> **Exercise description**:
Using the data below, show every line where the word "Contacts" occurs.
++++++
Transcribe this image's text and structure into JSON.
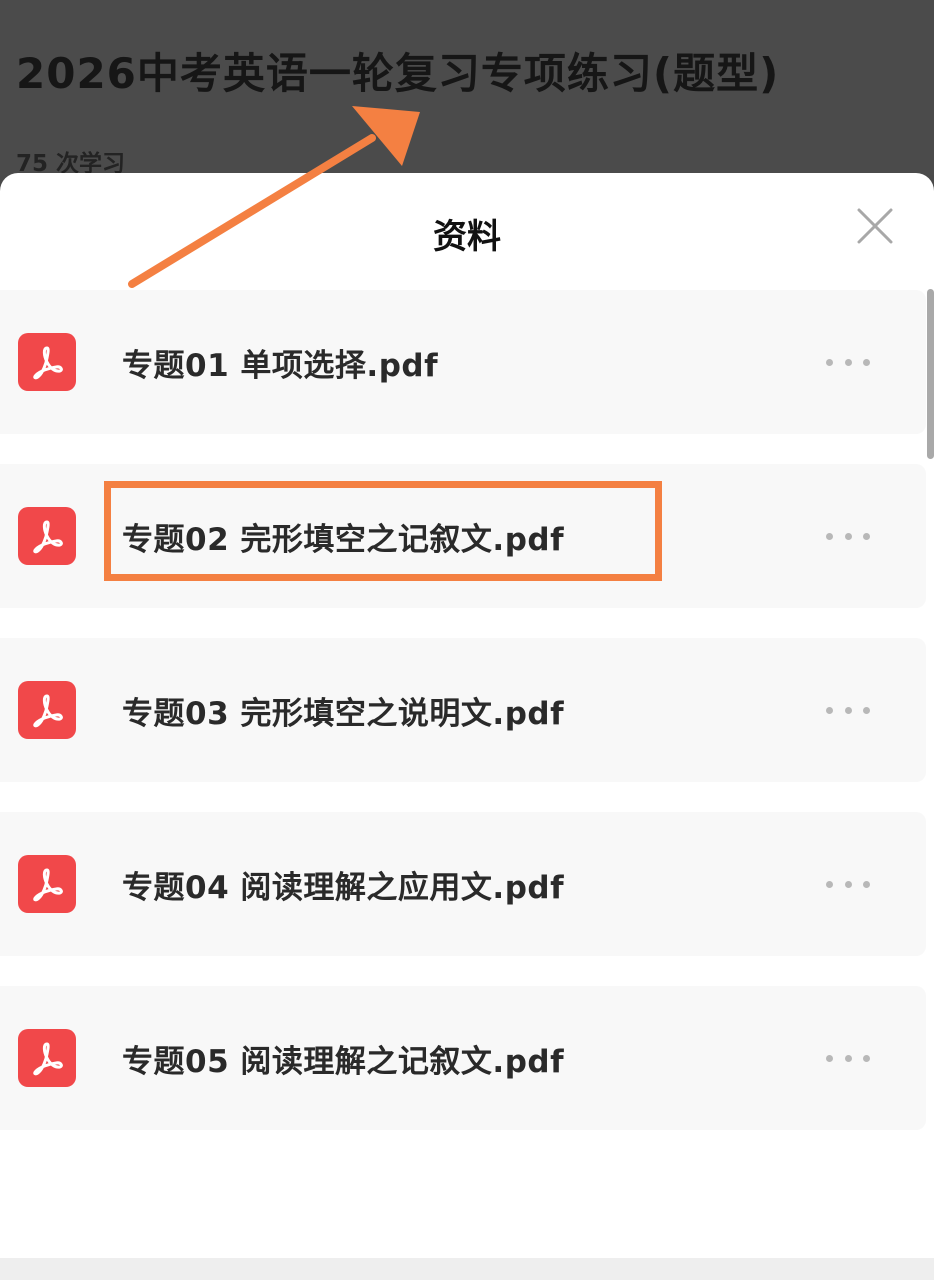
{
  "course": {
    "title": "2026中考英语一轮复习专项练习(题型)",
    "study_count": "75 次学习"
  },
  "sheet": {
    "title": "资料",
    "close_icon": "close-icon"
  },
  "files": [
    {
      "name": "专题01 单项选择.pdf",
      "icon": "pdf-icon"
    },
    {
      "name": "专题02 完形填空之记叙文.pdf",
      "icon": "pdf-icon"
    },
    {
      "name": "专题03 完形填空之说明文.pdf",
      "icon": "pdf-icon"
    },
    {
      "name": "专题04 阅读理解之应用文.pdf",
      "icon": "pdf-icon"
    },
    {
      "name": "专题05 阅读理解之记叙文.pdf",
      "icon": "pdf-icon"
    }
  ],
  "more_icon": "more-dots-icon",
  "colors": {
    "pdf_red": "#f1484a",
    "annotation_orange": "#f48042",
    "backdrop": "#4b4b4b"
  },
  "annotations": {
    "highlighted_item": "专题02 完形填空之记叙文.pdf",
    "arrow_points_to": "course-title"
  }
}
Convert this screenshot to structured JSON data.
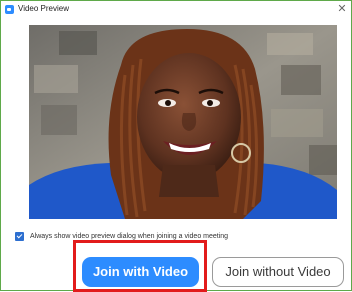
{
  "window": {
    "title": "Video Preview",
    "close_glyph": "✕",
    "border_color": "#5fa94a"
  },
  "preview": {
    "description_icon": "camera-preview"
  },
  "preference": {
    "checked": true,
    "label": "Always show video preview dialog when joining a video meeting"
  },
  "actions": {
    "join_with_video": "Join with Video",
    "join_without_video": "Join without Video",
    "primary_color": "#2d8cff",
    "highlight_color": "#e21b1b"
  }
}
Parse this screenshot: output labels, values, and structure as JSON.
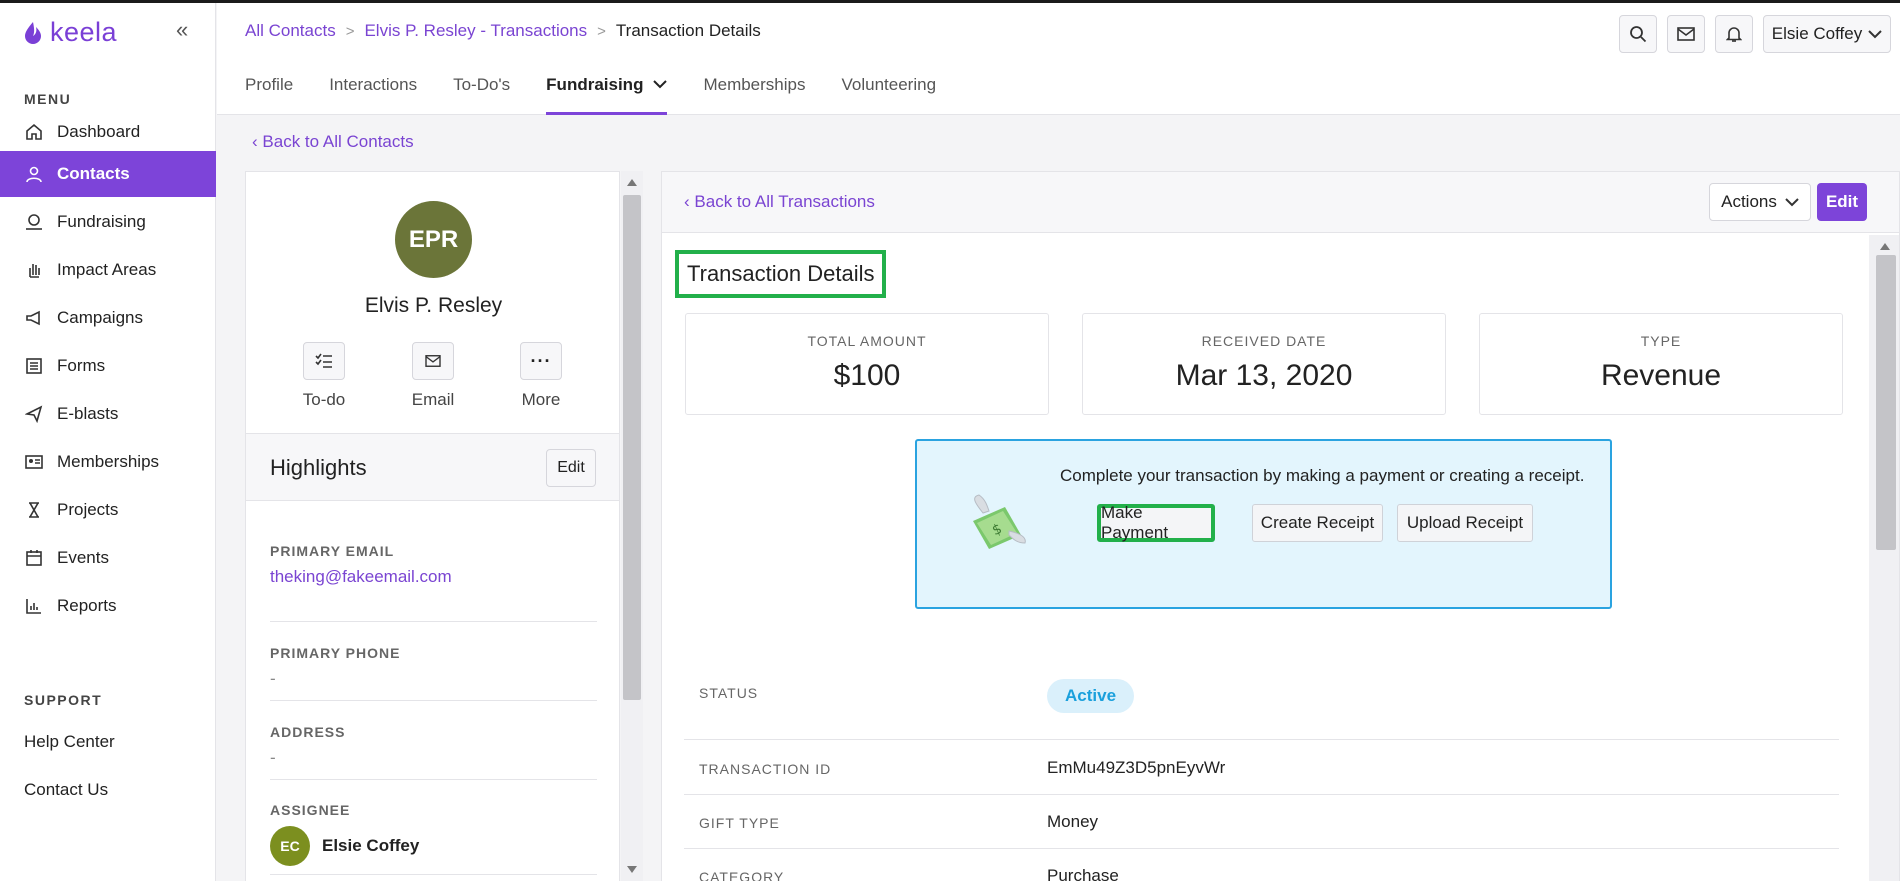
{
  "app": {
    "logo": "keela"
  },
  "sidebar": {
    "menu_label": "MENU",
    "items": [
      {
        "label": "Dashboard",
        "icon": "home-icon"
      },
      {
        "label": "Contacts",
        "icon": "user-icon",
        "active": true
      },
      {
        "label": "Fundraising",
        "icon": "donation-icon"
      },
      {
        "label": "Impact Areas",
        "icon": "hand-icon"
      },
      {
        "label": "Campaigns",
        "icon": "megaphone-icon"
      },
      {
        "label": "Forms",
        "icon": "list-icon"
      },
      {
        "label": "E-blasts",
        "icon": "paper-plane-icon"
      },
      {
        "label": "Memberships",
        "icon": "id-card-icon"
      },
      {
        "label": "Projects",
        "icon": "hourglass-icon"
      },
      {
        "label": "Events",
        "icon": "calendar-icon"
      },
      {
        "label": "Reports",
        "icon": "bar-chart-icon"
      }
    ],
    "support_label": "SUPPORT",
    "support_items": [
      "Help Center",
      "Contact Us"
    ]
  },
  "header": {
    "breadcrumb": [
      "All Contacts",
      "Elvis P. Resley - Transactions",
      "Transaction Details"
    ],
    "user": "Elsie Coffey",
    "tabs": [
      "Profile",
      "Interactions",
      "To-Do's",
      "Fundraising",
      "Memberships",
      "Volunteering"
    ],
    "active_tab": "Fundraising"
  },
  "back_to_contacts": "Back to All Contacts",
  "contact": {
    "initials": "EPR",
    "name": "Elvis P. Resley",
    "actions": [
      "To-do",
      "Email",
      "More"
    ],
    "highlights_title": "Highlights",
    "edit_label": "Edit",
    "fields": [
      {
        "label": "PRIMARY EMAIL",
        "value": "theking@fakeemail.com"
      },
      {
        "label": "PRIMARY PHONE",
        "value": "-"
      },
      {
        "label": "ADDRESS",
        "value": "-"
      }
    ],
    "assignee": {
      "label": "ASSIGNEE",
      "initials": "EC",
      "name": "Elsie Coffey"
    }
  },
  "transaction": {
    "back_label": "Back to All Transactions",
    "actions_label": "Actions",
    "edit_label": "Edit",
    "title": "Transaction Details",
    "stats": [
      {
        "label": "TOTAL AMOUNT",
        "value": "$100"
      },
      {
        "label": "RECEIVED DATE",
        "value": "Mar 13, 2020"
      },
      {
        "label": "TYPE",
        "value": "Revenue"
      }
    ],
    "payment": {
      "message": "Complete your transaction by making a payment or creating a receipt.",
      "buttons": [
        "Make Payment",
        "Create Receipt",
        "Upload Receipt"
      ]
    },
    "details": [
      {
        "label": "STATUS",
        "value": "Active"
      },
      {
        "label": "TRANSACTION ID",
        "value": "EmMu49Z3D5pnEyvWr"
      },
      {
        "label": "GIFT TYPE",
        "value": "Money"
      },
      {
        "label": "CATEGORY",
        "value": "Purchase"
      }
    ]
  },
  "colors": {
    "brand": "#7d44d9",
    "highlight": "#22b04a",
    "info": "#2aa3e0"
  }
}
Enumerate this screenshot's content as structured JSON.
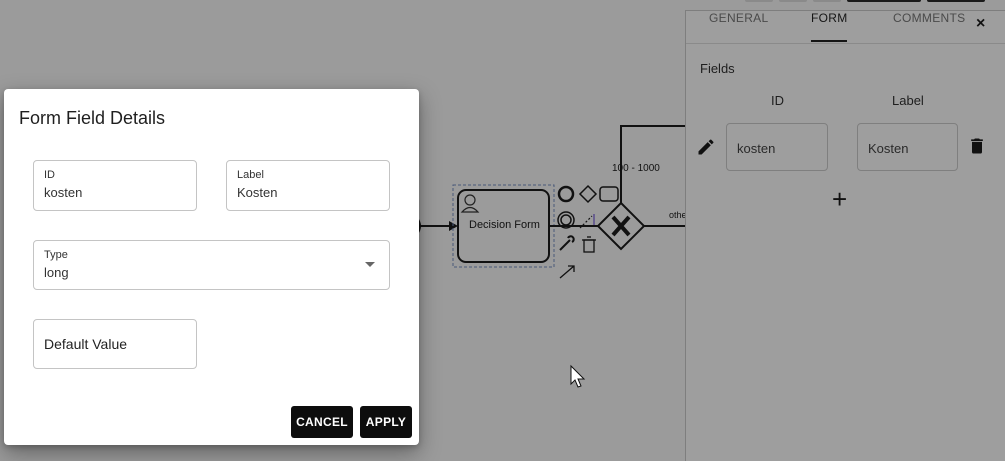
{
  "canvas": {
    "task_label": "Decision Form",
    "range_label": "100 - 1000",
    "other_label": "othe"
  },
  "panel": {
    "tabs": [
      {
        "label": "GENERAL"
      },
      {
        "label": "FORM"
      },
      {
        "label": "COMMENTS"
      }
    ],
    "active_tab": "FORM",
    "close_label": "×",
    "fields_heading": "Fields",
    "columns": {
      "id": "ID",
      "label": "Label"
    },
    "row": {
      "id_value": "kosten",
      "label_value": "Kosten"
    },
    "add_label": "+"
  },
  "dialog": {
    "title": "Form Field Details",
    "id_field": {
      "label": "ID",
      "value": "kosten"
    },
    "label_field": {
      "label": "Label",
      "value": "Kosten"
    },
    "type_field": {
      "label": "Type",
      "value": "long"
    },
    "default_field": {
      "placeholder": "Default Value"
    },
    "cancel_label": "CANCEL",
    "apply_label": "APPLY"
  },
  "colors": {
    "backdrop": "#9b9b9b",
    "dialog_bg": "#ffffff",
    "button_bg": "#0d0d0d"
  }
}
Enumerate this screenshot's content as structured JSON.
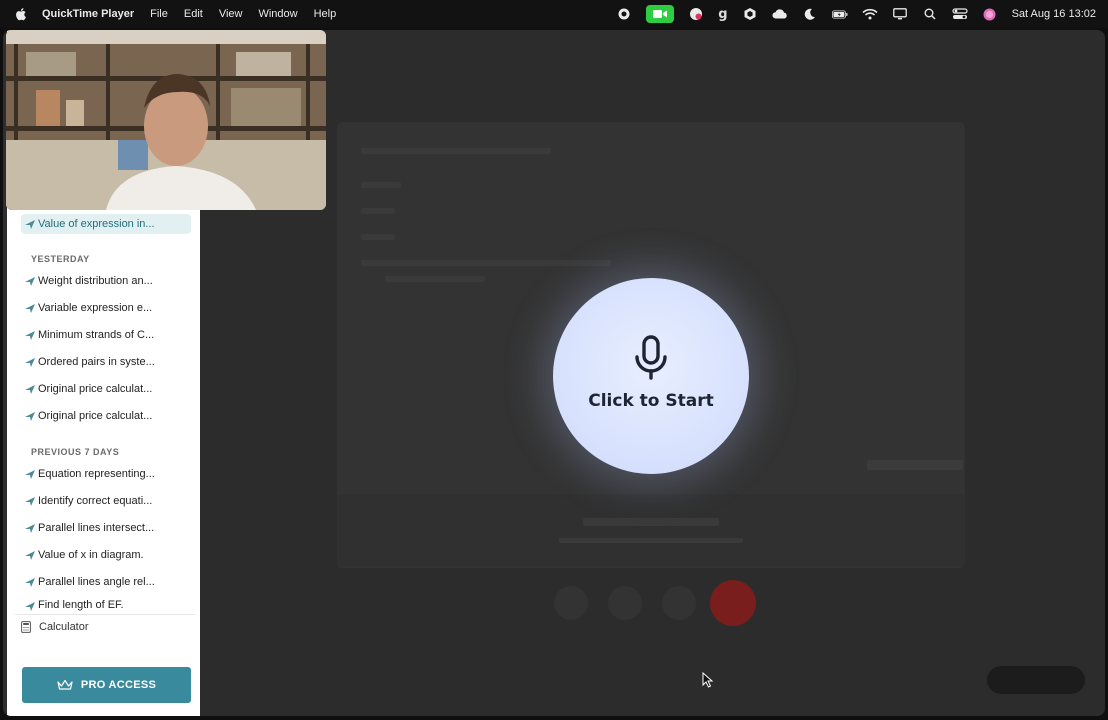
{
  "menubar": {
    "app_name": "QuickTime Player",
    "menus": [
      "File",
      "Edit",
      "View",
      "Window",
      "Help"
    ],
    "clock": "Sat Aug 16  13:02",
    "status_icons": [
      "record-icon",
      "facetime-icon",
      "extension-icon",
      "g-icon",
      "hex-icon",
      "cloud-icon",
      "moon-icon",
      "battery-icon",
      "wifi-icon",
      "display-icon",
      "search-icon",
      "control-center-icon",
      "siri-icon"
    ],
    "g_letter": "g"
  },
  "sidebar": {
    "active_item": "Value of expression in...",
    "sections": [
      {
        "title": "YESTERDAY",
        "items": [
          "Weight distribution an...",
          "Variable expression e...",
          "Minimum strands of C...",
          "Ordered pairs in syste...",
          "Original price calculat...",
          "Original price calculat..."
        ]
      },
      {
        "title": "PREVIOUS 7 DAYS",
        "items": [
          "Equation representing...",
          "Identify correct equati...",
          "Parallel lines intersect...",
          "Value of x in diagram.",
          "Parallel lines angle rel...",
          "Find length of EF."
        ]
      }
    ],
    "calculator_label": "Calculator",
    "pro_label": "PRO ACCESS"
  },
  "main": {
    "start_label": "Click to Start"
  },
  "colors": {
    "accent": "#3a8a9e",
    "start_bg": "#d6e0fd",
    "facetime_green": "#2ecc40"
  }
}
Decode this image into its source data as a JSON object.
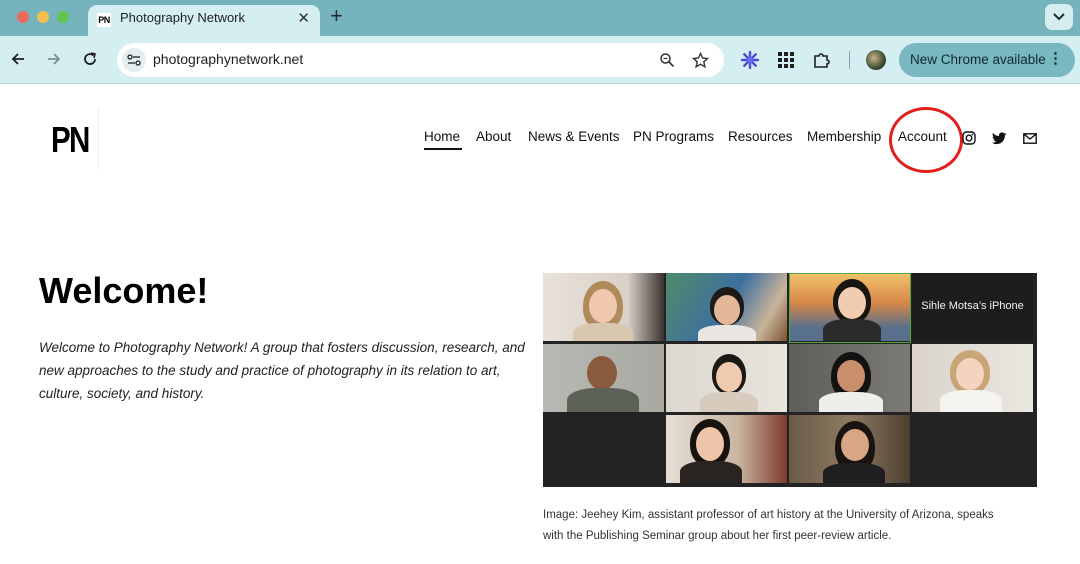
{
  "browser": {
    "tab_title": "Photography Network",
    "tab_favicon_text": "PN",
    "url": "photographynetwork.net",
    "update_label": "New Chrome available",
    "icons": [
      "back-icon",
      "forward-icon",
      "reload-icon",
      "site-info-icon",
      "zoom-icon",
      "bookmark-star-icon",
      "extension-icon",
      "apps-grid-icon",
      "puzzle-icon",
      "profile-avatar",
      "more-icon"
    ]
  },
  "site": {
    "logo": "PN",
    "nav": {
      "home": "Home",
      "about": "About",
      "news_events": "News & Events",
      "pn_programs": "PN Programs",
      "resources": "Resources",
      "membership": "Membership",
      "account": "Account"
    },
    "social_icons": [
      "instagram-icon",
      "twitter-icon",
      "email-icon"
    ],
    "active_nav": "Home",
    "highlight_color": "#e0201d"
  },
  "main": {
    "title": "Welcome!",
    "intro": "Welcome to Photography Network! A group that fosters discussion, research, and new approaches to the study and practice of photography in its relation to art, culture, society, and history.",
    "zoom_grid": {
      "participant_name": "Sihle Motsa’s iPhone",
      "participants_with_video": 10
    },
    "caption_line1": "Image: Jeehey Kim, assistant professor of art history at the University of Arizona, speaks",
    "caption_line2": "with the Publishing Seminar group about her first peer-review article."
  }
}
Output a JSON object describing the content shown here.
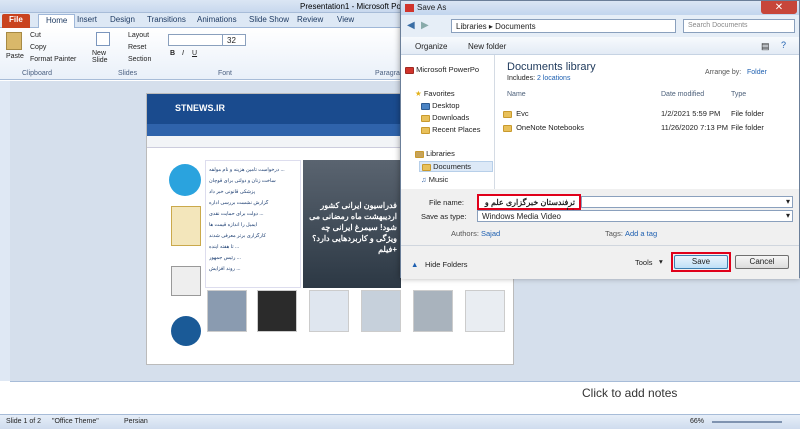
{
  "app": {
    "title": "Presentation1 - Microsoft PowerPoint",
    "tabs": [
      "File",
      "Home",
      "Insert",
      "Design",
      "Transitions",
      "Animations",
      "Slide Show",
      "Review",
      "View"
    ],
    "active_tab": "Home"
  },
  "ribbon": {
    "clipboard": {
      "paste": "Paste",
      "cut": "Cut",
      "copy": "Copy",
      "format_painter": "Format Painter",
      "label": "Clipboard"
    },
    "slides": {
      "new_slide": "New Slide",
      "layout": "Layout",
      "reset": "Reset",
      "section": "Section",
      "label": "Slides"
    },
    "font": {
      "size": "32",
      "label": "Font"
    },
    "paragraph": {
      "label": "Paragra"
    }
  },
  "slide": {
    "site_logo": "STNEWS.IR",
    "headline": "فدراسیون ایرانی کشور اردیبهشت ماه رمضانی می شود! سیمرغ ایرانی چه ویژگی و کاربردهایی دارد؟ +فیلم",
    "news_items": [
      "درخواست تامین هزینه و نام مولفه ...",
      "ساخت زنان و دولتی برای قوچان",
      "پزشکی قانونی خبر داد",
      "گزارش نشست بررسی اداره",
      "دولت برای حمایت نقدی ...",
      "ایمیل را اندازه قیمت ها",
      "کارگزاری برتر معرفی شدند",
      "تا هفته آینده ...",
      "رئیس جمهور ...",
      "روند افزایش ..."
    ]
  },
  "notes": {
    "placeholder": "Click to add notes"
  },
  "status": {
    "slide": "Slide 1 of 2",
    "theme": "\"Office Theme\"",
    "language": "Persian",
    "zoom": "66%"
  },
  "dialog": {
    "title": "Save As",
    "address": [
      "Libraries",
      "Documents"
    ],
    "search_placeholder": "Search Documents",
    "organize": "Organize",
    "new_folder": "New folder",
    "nav": [
      {
        "label": "Microsoft PowerPo",
        "icon": "ppt-icon"
      },
      {
        "label": "Favorites",
        "icon": "star-icon"
      },
      {
        "label": "Desktop",
        "icon": "desktop-icon"
      },
      {
        "label": "Downloads",
        "icon": "downloads-icon"
      },
      {
        "label": "Recent Places",
        "icon": "recent-icon"
      },
      {
        "label": "Libraries",
        "icon": "library-icon"
      },
      {
        "label": "Documents",
        "icon": "documents-icon"
      },
      {
        "label": "Music",
        "icon": "music-icon"
      }
    ],
    "library_title": "Documents library",
    "includes_label": "Includes:",
    "includes_link": "2 locations",
    "arrange_label": "Arrange by:",
    "arrange_value": "Folder",
    "columns": {
      "name": "Name",
      "date": "Date modified",
      "type": "Type"
    },
    "files": [
      {
        "name": "Evc",
        "date": "1/2/2021 5:59 PM",
        "type": "File folder"
      },
      {
        "name": "OneNote Notebooks",
        "date": "11/26/2020 7:13 PM",
        "type": "File folder"
      }
    ],
    "file_name_label": "File name:",
    "file_name_value": "ترفندستان خبرگزاری علم و فناوری",
    "save_type_label": "Save as type:",
    "save_type_value": "Windows Media Video",
    "authors_label": "Authors:",
    "authors_value": "Sajad",
    "tags_label": "Tags:",
    "tags_value": "Add a tag",
    "hide_folders": "Hide Folders",
    "tools": "Tools",
    "save": "Save",
    "cancel": "Cancel"
  }
}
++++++
> **Response**:
        "label": "Contacts",
      "All Contacts",
  "back_to_contacts": "Back to All Contacts",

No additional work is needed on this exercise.